It had been a long eight years waiting to draw the coveted branch-antlered bull tag and 20 years worth of hunting in waiting for a chance at a true trophy bull. I had filled my freezer with cows and calves over the years while waiting for this special season.
After learning I had drawn the tag, the summer of 2009 became full of hope, physical training, and scouting. I had hunted this area for 20 years and knew it well. The bull tag changed my thinking and I wanted to rule out any other areas in this unit, so I started scouting areas I had never hunted before. My best friend, Jon, and I both lost 20 pounds getting fit for the hunt - the last thing we wanted was not being physically fit enough to have a successful hunt.
We showed up two days prior to the season to verify where the elk were. In one day of scouting we saw six different six-point bulls, including a whopper seven-point we figured would score in the upper 300s or low 400s. His magnificent rack reached way back toward his hindquarters.
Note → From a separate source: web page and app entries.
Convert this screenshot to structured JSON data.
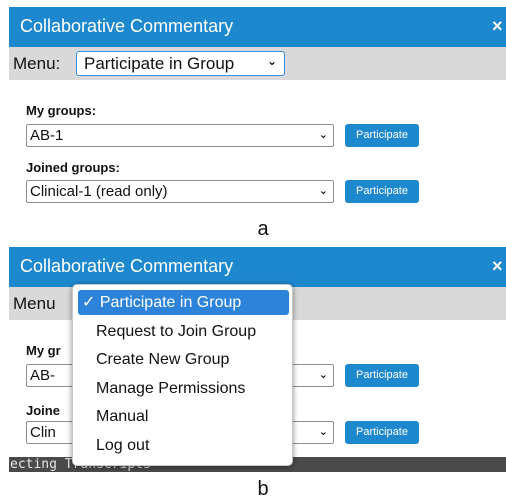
{
  "panel_a": {
    "title": "Collaborative Commentary",
    "close": "×",
    "menu_label": "Menu:",
    "menu_value": "Participate in Group",
    "my_groups_label": "My groups:",
    "my_groups_value": "AB-1",
    "joined_groups_label": "Joined groups:",
    "joined_groups_value": "Clinical-1 (read only)",
    "participate_label": "Participate",
    "caption": "a"
  },
  "panel_b": {
    "title": "Collaborative Commentary",
    "close": "×",
    "menu_label_partial": "Menu",
    "my_groups_partial": "My gr",
    "my_groups_value_partial": "AB-",
    "joined_partial": "Joine",
    "joined_value_partial": "Clin",
    "participate_label": "Participate",
    "background_text": "ecting Transcripts",
    "dropdown_items": [
      {
        "label": "✓ Participate in Group",
        "selected": true
      },
      {
        "label": "Request to Join Group",
        "selected": false
      },
      {
        "label": "Create New Group",
        "selected": false
      },
      {
        "label": "Manage Permissions",
        "selected": false
      },
      {
        "label": "Manual",
        "selected": false
      },
      {
        "label": "Log out",
        "selected": false
      }
    ],
    "caption": "b"
  },
  "colors": {
    "accent": "#1e88cf",
    "menubar": "#d9d9d9",
    "selected_item": "#2d82d9"
  }
}
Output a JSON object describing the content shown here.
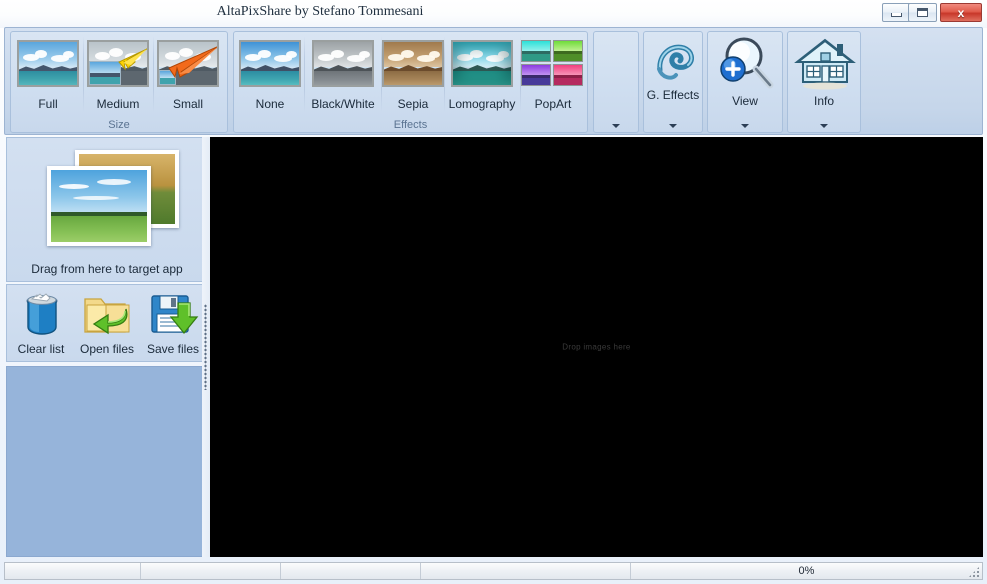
{
  "window": {
    "title": "AltaPixShare by Stefano Tommesani",
    "controls": {
      "minimize": "minimize-button",
      "maximize": "maximize-button",
      "close_glyph": "x"
    }
  },
  "ribbon": {
    "groups": [
      {
        "label": "Size",
        "items": [
          {
            "label": "Full",
            "icon": "landscape-full-thumbnail"
          },
          {
            "label": "Medium",
            "icon": "landscape-medium-thumbnail"
          },
          {
            "label": "Small",
            "icon": "landscape-small-thumbnail"
          }
        ]
      },
      {
        "label": "Effects",
        "items": [
          {
            "label": "None",
            "icon": "effect-none-thumbnail"
          },
          {
            "label": "Black/White",
            "icon": "effect-blackwhite-thumbnail"
          },
          {
            "label": "Sepia",
            "icon": "effect-sepia-thumbnail"
          },
          {
            "label": "Lomography",
            "icon": "effect-lomography-thumbnail"
          },
          {
            "label": "PopArt",
            "icon": "effect-popart-thumbnail"
          }
        ]
      }
    ],
    "buttons": [
      {
        "label": "",
        "icon": "empty-gallery",
        "has_dropdown": true
      },
      {
        "label": "G. Effects",
        "icon": "swirl-icon",
        "has_dropdown": true
      },
      {
        "label": "View",
        "icon": "magnifier-plus-icon",
        "has_dropdown": true
      },
      {
        "label": "Info",
        "icon": "house-icon",
        "has_dropdown": true
      }
    ]
  },
  "left_panel": {
    "drag_caption": "Drag from here to target app",
    "tools": [
      {
        "label": "Clear list",
        "icon": "trash-bin-icon"
      },
      {
        "label": "Open files",
        "icon": "open-folder-icon"
      },
      {
        "label": "Save files",
        "icon": "floppy-save-icon"
      }
    ]
  },
  "canvas": {
    "hint": "Drop images here",
    "background": "#000000"
  },
  "statusbar": {
    "panels": [
      "",
      "",
      "",
      "",
      "0%"
    ],
    "progress_percent": "0%"
  },
  "colors": {
    "ribbon_blue": "#cddcee",
    "group_border": "#a9c0dc",
    "group_label": "#5a7391",
    "list_blue": "#96b4da",
    "canvas_black": "#000000",
    "close_red": "#c8372a"
  }
}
This really started the adrenaline flowing and made my confidence rise.
During our planning we had decided to bivy in the area in order to save time and strength. It was three miles to our bivy shelter and over 1,200 vertical feet of climbing. Our bivy was comprised of two tarps, sleeping bags, and enough water and food for two to three days. It wasn’t home, but it was comfortable enough.
The bugle and the early morning light were the signs my season had begun. The bull was not far away and we were anxious to see what he looked like. We quickly dressed and headed out, with frost on the ground and the wind in our face - perfect for hunting majestic elk.
We were only a quarter-mile from our camp when the bugle got louder. We decide to set up and try calling him to our position. Jon set up 100 yards behind me and went through a cow-calling sequence. The bull went wild and answered every call, but wouldn’t commit. He then tried to bugle at the bull to see if that would coax him closer to our position. I could see the bull’s harem at the edge of the timber and they were holding their position. Our first setup had failed and we still didn’t know what the bull looked like.
We decided to cut the distance and try again. We circled downwind and around to a position we thought would be close enough to make him respond to calling. On our last 100 yards we ran into several head of cattle. They were almost as wild as the elk we were pursuing and crashed through the timber in front of us. I thought our hunt for this bull was all over, given all the commotion the cattle made. Even with our optimism fading, we decided to set up once again.
For a full account of Roger's adventure, go to page 32 in the March/April 2011 issue of Eastmans' Bowhunting Journal.